A function is a relationship where for each and every value of the independent variable (here \(x\)) there is only one value of the dependent value (here \(y\)). If you can make a list of rules describing which value to match to each possible value of the independent variable value and know what to write down for the dependent variable, you have a function. If you have to include a rule like "if \(x\) is 3, then \(y\) is 4, except sometimes it is -2", you do not have a function.
Here for A = {(2, −2), (5, −5), (−2, 2), (−5, 5)} we can see that there is no question about the value of \(y\) that goes with any of the 4 values of \(x\) for which this relationship is specified.

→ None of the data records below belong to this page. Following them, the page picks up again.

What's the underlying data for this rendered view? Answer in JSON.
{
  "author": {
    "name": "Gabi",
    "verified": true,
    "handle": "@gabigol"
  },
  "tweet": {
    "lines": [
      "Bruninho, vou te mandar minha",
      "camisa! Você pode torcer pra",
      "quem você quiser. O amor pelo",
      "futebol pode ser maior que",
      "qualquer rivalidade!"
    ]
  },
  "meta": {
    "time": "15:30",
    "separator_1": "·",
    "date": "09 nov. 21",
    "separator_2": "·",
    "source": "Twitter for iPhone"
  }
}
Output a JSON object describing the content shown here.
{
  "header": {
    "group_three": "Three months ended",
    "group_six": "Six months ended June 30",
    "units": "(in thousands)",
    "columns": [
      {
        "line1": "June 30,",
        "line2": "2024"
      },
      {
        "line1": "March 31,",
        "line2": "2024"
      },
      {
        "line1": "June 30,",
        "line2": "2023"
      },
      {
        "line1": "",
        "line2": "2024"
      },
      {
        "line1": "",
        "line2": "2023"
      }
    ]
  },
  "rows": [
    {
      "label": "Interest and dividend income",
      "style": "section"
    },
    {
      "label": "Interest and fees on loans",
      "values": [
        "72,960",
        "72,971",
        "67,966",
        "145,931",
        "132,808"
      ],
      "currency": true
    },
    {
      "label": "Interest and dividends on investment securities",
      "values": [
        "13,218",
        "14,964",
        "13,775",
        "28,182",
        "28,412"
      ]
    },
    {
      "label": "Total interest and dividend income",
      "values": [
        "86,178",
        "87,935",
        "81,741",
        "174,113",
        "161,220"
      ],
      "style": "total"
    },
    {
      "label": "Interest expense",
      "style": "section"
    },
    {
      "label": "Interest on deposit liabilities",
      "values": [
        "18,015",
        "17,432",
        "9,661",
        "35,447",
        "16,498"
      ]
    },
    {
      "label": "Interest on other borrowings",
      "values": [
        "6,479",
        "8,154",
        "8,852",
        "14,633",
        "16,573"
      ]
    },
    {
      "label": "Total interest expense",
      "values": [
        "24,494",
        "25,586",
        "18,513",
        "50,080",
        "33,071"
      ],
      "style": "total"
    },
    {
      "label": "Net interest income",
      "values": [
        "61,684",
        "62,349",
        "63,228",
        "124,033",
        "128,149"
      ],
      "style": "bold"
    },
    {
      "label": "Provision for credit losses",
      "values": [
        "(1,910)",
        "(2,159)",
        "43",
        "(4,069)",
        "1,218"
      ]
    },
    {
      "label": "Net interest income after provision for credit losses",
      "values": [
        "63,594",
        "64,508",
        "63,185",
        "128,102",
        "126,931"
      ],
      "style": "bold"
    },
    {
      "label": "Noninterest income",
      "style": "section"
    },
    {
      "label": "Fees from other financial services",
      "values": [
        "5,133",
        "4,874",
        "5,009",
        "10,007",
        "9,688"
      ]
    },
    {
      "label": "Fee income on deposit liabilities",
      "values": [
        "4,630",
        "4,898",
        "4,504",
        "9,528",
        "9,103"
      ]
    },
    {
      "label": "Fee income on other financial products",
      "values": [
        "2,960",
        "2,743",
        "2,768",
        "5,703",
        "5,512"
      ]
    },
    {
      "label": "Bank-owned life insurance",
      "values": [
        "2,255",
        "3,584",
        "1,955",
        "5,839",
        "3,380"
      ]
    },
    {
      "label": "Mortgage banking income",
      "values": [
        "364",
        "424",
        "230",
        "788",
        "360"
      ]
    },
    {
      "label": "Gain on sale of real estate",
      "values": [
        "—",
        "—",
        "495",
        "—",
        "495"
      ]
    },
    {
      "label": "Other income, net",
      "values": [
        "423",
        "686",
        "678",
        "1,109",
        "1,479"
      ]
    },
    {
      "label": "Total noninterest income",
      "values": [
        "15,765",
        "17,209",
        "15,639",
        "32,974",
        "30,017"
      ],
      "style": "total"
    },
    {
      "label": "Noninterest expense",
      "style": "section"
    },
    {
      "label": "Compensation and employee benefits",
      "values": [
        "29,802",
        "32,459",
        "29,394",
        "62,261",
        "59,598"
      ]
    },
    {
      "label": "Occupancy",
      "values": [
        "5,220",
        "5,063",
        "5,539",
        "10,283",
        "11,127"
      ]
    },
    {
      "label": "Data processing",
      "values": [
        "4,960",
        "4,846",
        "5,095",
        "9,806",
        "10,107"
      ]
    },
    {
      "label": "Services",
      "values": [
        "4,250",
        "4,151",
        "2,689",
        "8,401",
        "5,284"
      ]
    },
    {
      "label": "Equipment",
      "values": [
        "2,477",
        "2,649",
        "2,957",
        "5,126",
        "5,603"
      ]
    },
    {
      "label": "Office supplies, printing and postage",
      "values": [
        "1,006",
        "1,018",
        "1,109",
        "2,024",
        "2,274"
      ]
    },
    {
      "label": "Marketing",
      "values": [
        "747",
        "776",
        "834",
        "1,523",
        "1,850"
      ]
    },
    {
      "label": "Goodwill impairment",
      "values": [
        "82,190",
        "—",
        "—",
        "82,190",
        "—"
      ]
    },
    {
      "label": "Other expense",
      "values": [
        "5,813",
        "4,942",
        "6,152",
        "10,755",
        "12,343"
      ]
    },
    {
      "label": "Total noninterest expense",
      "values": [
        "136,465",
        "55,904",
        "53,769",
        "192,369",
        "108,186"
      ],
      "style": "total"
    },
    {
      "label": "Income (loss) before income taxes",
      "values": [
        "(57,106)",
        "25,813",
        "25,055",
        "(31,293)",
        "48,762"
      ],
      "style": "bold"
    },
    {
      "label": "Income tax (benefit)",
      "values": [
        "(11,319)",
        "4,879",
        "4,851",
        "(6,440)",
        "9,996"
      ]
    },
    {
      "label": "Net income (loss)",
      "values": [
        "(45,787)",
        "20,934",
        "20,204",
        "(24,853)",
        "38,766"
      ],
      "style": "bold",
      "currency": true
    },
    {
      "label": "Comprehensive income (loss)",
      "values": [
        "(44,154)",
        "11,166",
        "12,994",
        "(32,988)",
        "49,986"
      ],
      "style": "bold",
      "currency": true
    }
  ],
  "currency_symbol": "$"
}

Therefore, A is a function.
For B = {(4, 2), (4, −2), (9, 3), (9, −3)} we are immediately able to see that we do not have a function, because we cannot make a simple list of rules to tell our indecisive helper how to respond when we give various values of \(x\). If we say \(x=4\), our indecisive helper would not know whether to respond with \(y = 2\) or \(y=-2\), and similarly, we cannot make a rule for them to follow for \(x=9\). Therefore, B is not a function.